Ottoman Gordion

A drawn plan of Gordion showing the location of mounds and the Nekropole.

From its beginnings as an emirate in the Medieval period, the Ottoman empire had emerged as the most powerful state in Anatolia and the Balkans by the mid-15th century CE, reaching the height of its power in the 16th and 17th centuries when it controlled a vast territory in eastern Europe, the Near East, and North Africa. In decline by the late 19th century, the empire was on the losing side in World War I. Threatened with partition of Turkish territory by the victorious allies under the terms of the Treaty of Sèvres, the Turkish War of Independence (Kurtuluş Savaşı, 1919-1923) was begun and won by by the Turkish National Movement led by Mustafa Kemal Pasha (Atatürk). The Ottoman empire formally ended in 1923 with the creation of the modern Republic of Turkey.

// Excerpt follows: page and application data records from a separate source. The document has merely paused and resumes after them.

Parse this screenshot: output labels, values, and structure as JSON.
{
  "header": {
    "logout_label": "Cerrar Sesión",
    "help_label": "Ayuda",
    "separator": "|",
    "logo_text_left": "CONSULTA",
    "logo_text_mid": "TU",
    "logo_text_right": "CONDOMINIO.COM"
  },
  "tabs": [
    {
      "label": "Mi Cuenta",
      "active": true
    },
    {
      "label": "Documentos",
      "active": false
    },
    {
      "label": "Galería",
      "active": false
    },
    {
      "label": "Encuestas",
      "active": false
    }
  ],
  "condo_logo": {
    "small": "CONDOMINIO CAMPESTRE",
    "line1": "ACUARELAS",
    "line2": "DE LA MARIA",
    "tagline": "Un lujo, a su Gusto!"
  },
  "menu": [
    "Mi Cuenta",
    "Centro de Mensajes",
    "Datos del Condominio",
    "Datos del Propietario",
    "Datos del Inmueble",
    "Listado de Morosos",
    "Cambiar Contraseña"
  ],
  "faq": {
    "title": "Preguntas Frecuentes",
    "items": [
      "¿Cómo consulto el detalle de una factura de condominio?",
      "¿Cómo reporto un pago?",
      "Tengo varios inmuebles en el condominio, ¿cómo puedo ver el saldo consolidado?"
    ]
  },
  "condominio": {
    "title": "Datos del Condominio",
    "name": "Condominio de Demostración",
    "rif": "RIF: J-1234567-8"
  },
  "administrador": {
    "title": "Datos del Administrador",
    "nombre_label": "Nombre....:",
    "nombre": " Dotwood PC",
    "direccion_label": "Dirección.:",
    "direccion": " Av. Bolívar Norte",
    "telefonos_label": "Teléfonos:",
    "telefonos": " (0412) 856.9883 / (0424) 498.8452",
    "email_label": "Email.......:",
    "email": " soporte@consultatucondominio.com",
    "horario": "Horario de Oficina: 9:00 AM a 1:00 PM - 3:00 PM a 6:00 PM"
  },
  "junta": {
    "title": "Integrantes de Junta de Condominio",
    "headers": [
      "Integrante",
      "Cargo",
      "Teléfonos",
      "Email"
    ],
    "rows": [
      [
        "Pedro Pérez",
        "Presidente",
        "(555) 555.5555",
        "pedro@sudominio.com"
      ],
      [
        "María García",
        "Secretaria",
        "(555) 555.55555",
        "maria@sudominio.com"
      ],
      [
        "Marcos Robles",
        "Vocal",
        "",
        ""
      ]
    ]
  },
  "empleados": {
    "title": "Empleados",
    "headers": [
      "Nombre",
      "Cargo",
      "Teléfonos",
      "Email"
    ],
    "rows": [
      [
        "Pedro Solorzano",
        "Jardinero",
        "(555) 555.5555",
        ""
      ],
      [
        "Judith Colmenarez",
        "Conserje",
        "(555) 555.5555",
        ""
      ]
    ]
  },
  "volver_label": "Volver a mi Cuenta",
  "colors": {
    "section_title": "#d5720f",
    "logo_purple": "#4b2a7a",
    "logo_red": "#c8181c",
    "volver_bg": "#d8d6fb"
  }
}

Very little is currently known about the Gordion area during the Ottoman empire, although research on documentary and cartographic sources would undoubtedly shed more light. It lay within the large administrative province of Anatolia (Anadolu). With the reforms of the later 19th century, it fell under the administrative jurisdiction of the district and subdivision (vilayet and sancak) of Ankara. At this point, occupation was focused on a village named Bebi, lying immediately to the west of the Citadel Mound. Bebi was still being occupied at the end of the 19th century when the Körte brothers commenced their investigations at Gordion, and it was duly marked on their map of 1900. The modern settlement of Yassıhöyük had not yet come into existence.

The final chapter in the history of Ottoman-period Gordion is the climactic Battle of the Sakarya in 1921 (August 23 – September 13). This was the major military engagement of the Turkish War of Independence, when the Turkish army commanded by Mustafa Kemal and Fevzi Çakmak engineered the defeat of the Greek forces that had commenced operations in Anatolia in 1919. The village of Bebi was destroyed during this fierce action. Archaeological evidence spread over a wide area includes fox-holes, spent shells, and a few casualties, which is reminiscent of the evidence for the 1915 Gallipoli campaign at Troy.

A wheeled cannon in a courtyard.